Return every line of the listing that includes the string "Mains".

########################################

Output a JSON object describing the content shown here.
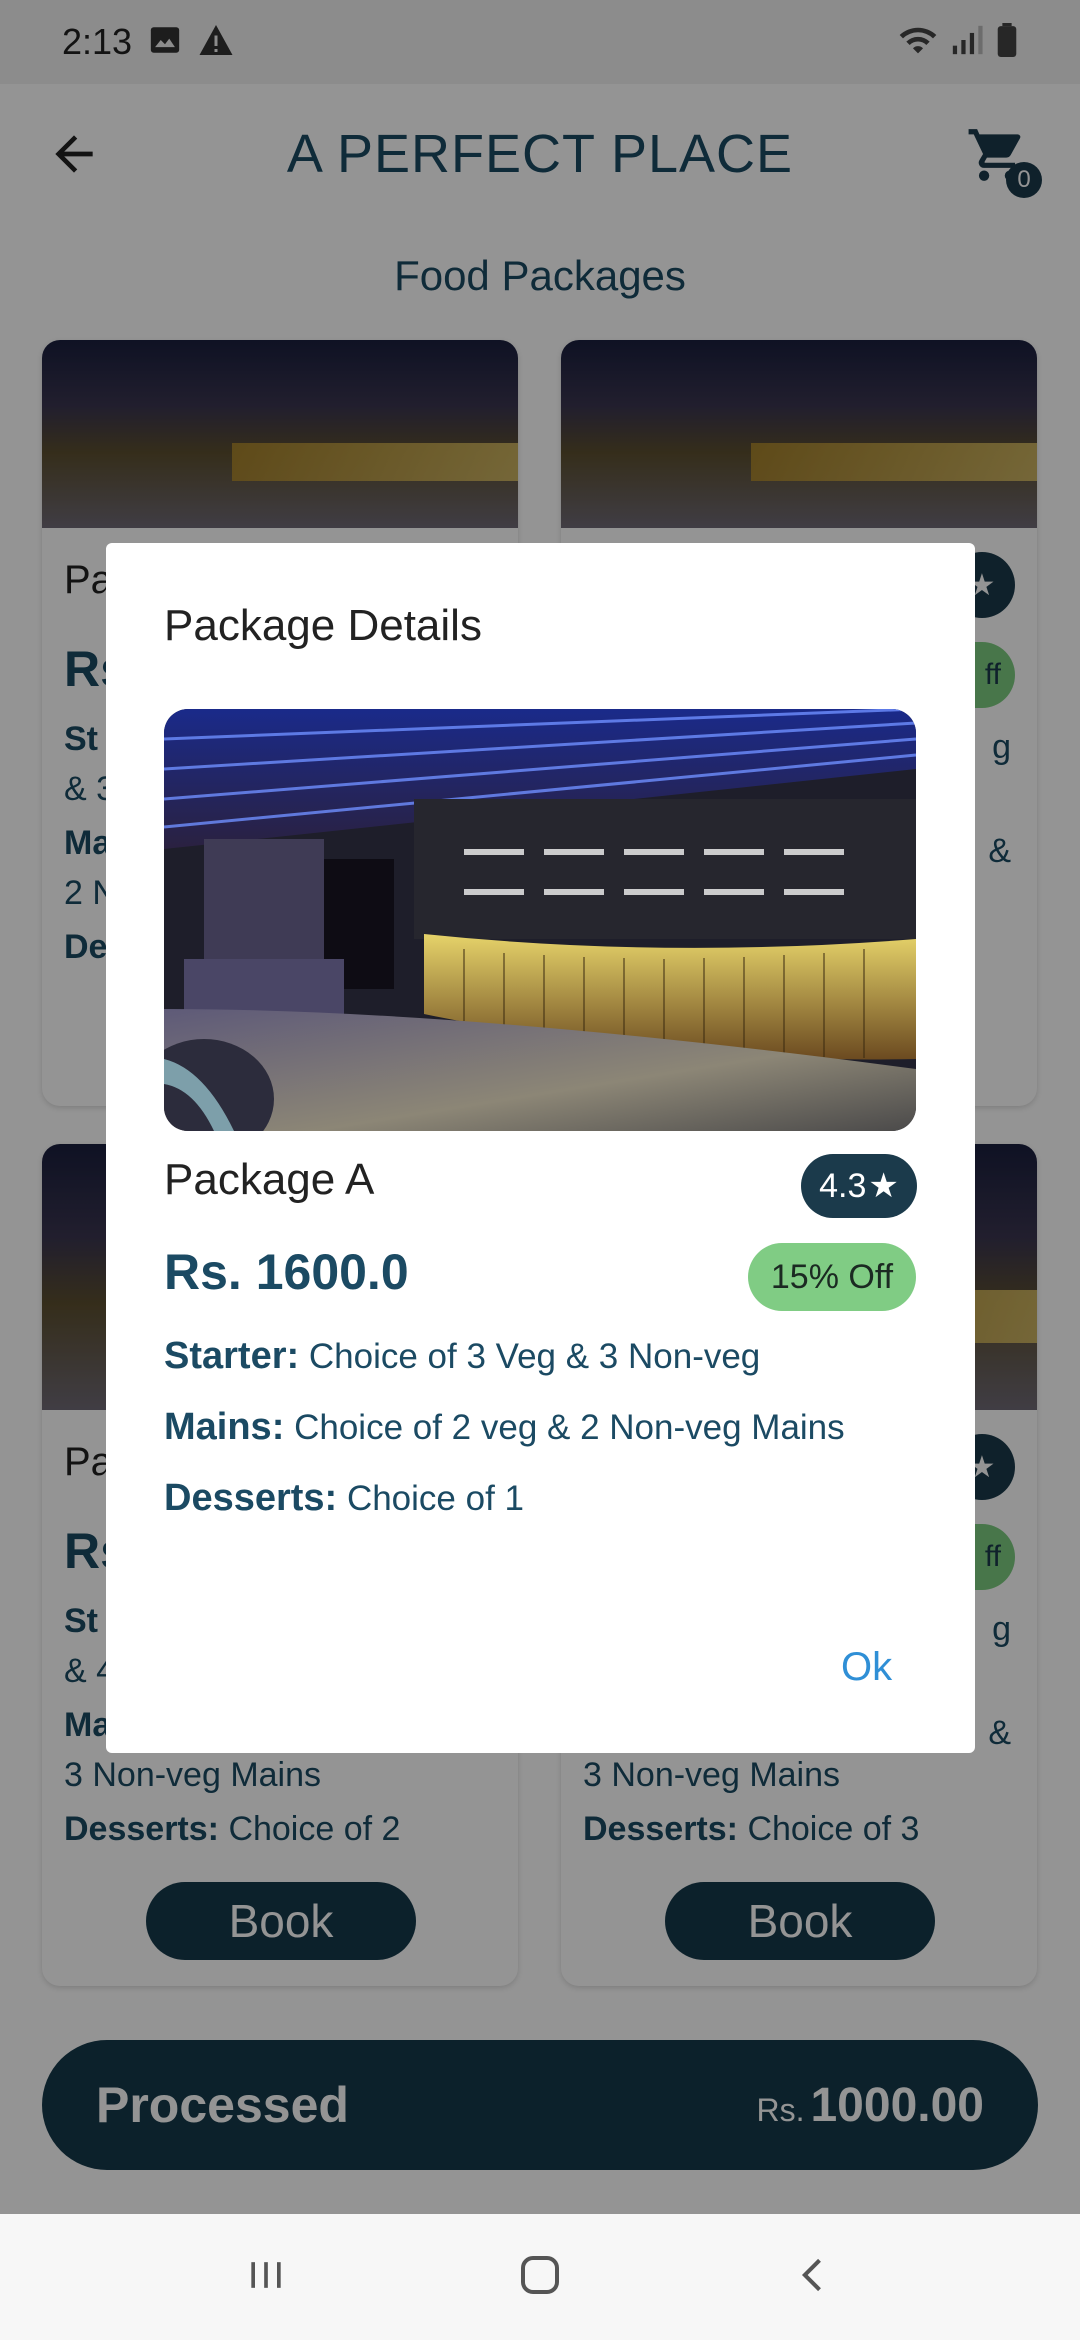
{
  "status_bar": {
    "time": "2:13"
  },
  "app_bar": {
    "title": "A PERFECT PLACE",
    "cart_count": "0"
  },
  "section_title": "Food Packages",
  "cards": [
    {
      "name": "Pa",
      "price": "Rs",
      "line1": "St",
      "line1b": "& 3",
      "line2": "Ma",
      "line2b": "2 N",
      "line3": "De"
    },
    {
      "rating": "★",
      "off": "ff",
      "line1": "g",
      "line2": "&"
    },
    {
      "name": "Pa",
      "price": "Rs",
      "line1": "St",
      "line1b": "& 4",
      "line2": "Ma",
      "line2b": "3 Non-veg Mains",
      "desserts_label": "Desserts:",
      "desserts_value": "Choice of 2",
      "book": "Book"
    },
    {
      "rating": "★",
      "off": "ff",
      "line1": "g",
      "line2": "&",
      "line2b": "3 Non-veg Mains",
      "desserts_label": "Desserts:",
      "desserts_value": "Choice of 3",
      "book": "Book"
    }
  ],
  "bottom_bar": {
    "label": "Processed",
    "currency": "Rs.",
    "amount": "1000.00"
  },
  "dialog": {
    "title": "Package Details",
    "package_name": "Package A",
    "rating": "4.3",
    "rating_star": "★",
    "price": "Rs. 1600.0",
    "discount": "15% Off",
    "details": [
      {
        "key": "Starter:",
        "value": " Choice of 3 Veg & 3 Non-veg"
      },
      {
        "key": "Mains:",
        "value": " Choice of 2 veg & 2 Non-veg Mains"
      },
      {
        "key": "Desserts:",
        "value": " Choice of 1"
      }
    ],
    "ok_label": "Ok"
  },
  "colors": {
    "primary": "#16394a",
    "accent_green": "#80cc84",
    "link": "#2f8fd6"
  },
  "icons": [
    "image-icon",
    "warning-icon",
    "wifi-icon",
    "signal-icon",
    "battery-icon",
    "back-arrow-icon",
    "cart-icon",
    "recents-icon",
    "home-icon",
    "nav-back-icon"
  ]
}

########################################

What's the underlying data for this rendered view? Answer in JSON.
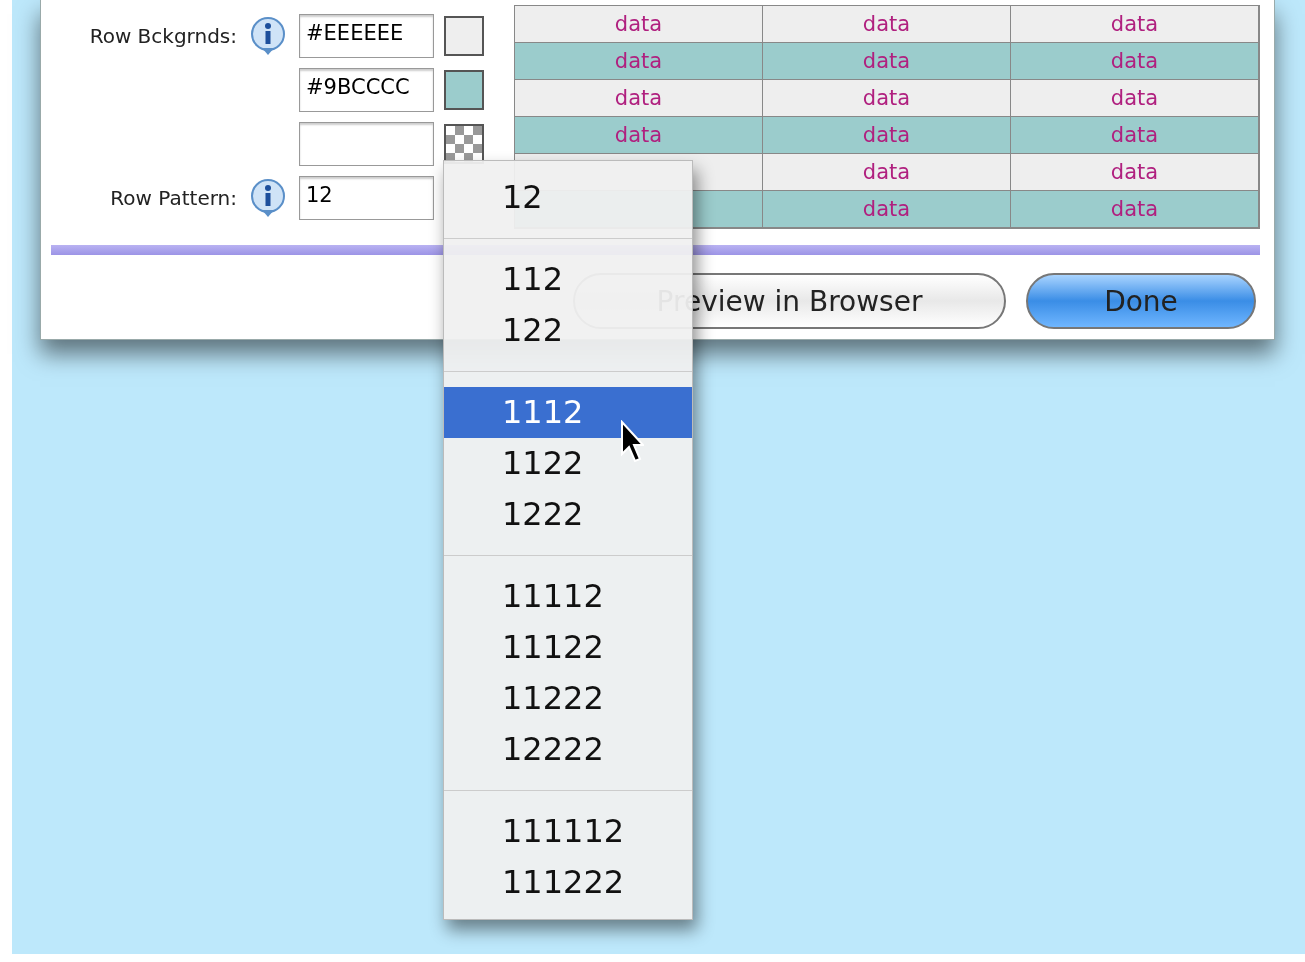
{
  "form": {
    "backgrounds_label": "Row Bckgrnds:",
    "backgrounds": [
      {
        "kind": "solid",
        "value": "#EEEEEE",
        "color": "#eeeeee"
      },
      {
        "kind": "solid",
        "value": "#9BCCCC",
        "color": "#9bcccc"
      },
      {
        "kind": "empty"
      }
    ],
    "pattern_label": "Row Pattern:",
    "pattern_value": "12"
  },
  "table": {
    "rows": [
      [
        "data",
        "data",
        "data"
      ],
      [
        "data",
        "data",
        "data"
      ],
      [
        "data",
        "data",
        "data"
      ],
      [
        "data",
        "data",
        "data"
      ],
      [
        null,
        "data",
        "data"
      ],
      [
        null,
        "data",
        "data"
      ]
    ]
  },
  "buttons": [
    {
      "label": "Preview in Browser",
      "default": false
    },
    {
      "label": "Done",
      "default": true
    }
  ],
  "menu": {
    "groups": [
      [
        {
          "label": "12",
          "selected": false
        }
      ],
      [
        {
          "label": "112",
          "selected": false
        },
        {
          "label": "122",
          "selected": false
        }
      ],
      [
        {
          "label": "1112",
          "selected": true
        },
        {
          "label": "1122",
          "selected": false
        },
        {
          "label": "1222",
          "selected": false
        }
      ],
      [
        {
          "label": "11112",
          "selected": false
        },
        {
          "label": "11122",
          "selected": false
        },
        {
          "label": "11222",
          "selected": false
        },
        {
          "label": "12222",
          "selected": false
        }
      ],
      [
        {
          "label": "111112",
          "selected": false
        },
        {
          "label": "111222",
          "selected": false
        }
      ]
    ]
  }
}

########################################

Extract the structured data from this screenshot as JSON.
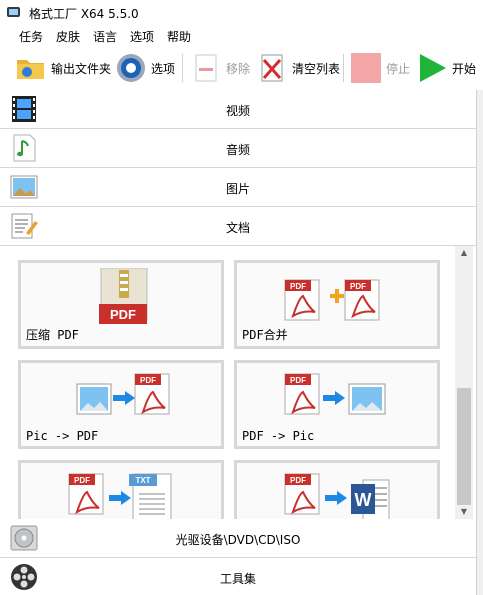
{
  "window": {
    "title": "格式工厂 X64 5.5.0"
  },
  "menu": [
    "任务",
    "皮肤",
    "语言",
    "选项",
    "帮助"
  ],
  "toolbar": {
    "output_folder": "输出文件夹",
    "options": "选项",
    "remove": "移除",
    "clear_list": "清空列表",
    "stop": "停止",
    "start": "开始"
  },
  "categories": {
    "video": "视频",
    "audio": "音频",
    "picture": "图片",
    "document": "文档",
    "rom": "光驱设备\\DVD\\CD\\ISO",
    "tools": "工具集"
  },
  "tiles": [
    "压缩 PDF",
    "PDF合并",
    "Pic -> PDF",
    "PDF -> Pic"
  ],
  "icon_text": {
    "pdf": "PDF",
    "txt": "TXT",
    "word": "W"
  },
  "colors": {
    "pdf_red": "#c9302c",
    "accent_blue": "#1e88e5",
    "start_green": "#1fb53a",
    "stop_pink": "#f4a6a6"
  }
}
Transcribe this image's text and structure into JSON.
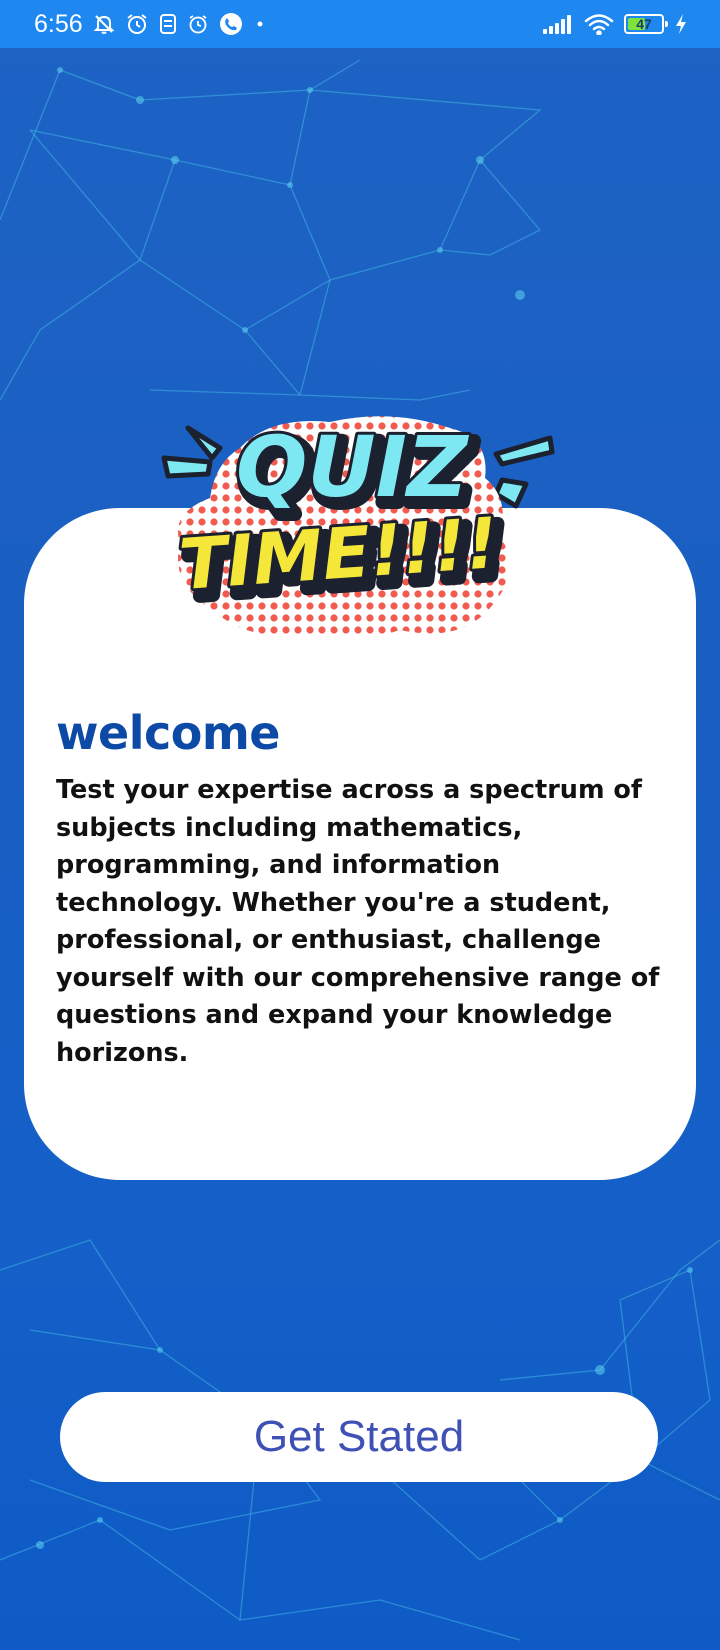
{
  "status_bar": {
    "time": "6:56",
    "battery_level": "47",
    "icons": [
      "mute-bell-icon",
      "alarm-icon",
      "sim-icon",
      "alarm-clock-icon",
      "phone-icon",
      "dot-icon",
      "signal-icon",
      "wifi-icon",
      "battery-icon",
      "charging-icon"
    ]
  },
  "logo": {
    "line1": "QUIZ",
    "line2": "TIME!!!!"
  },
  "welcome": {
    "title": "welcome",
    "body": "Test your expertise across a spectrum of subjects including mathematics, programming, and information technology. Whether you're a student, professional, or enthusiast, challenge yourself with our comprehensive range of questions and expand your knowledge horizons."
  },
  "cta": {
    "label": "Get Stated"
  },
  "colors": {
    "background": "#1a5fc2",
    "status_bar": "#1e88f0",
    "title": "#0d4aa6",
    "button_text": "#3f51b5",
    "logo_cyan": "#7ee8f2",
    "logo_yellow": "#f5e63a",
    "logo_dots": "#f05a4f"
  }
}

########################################

> **SOLUTION TO THIS PROBLEM**:
      "line2b": "3 Non-veg Mains",
      "line2b": "3 Non-veg Mains",
        "key": "Mains:",
        "value": " Choice of 2 veg & 2 Non-veg Mains"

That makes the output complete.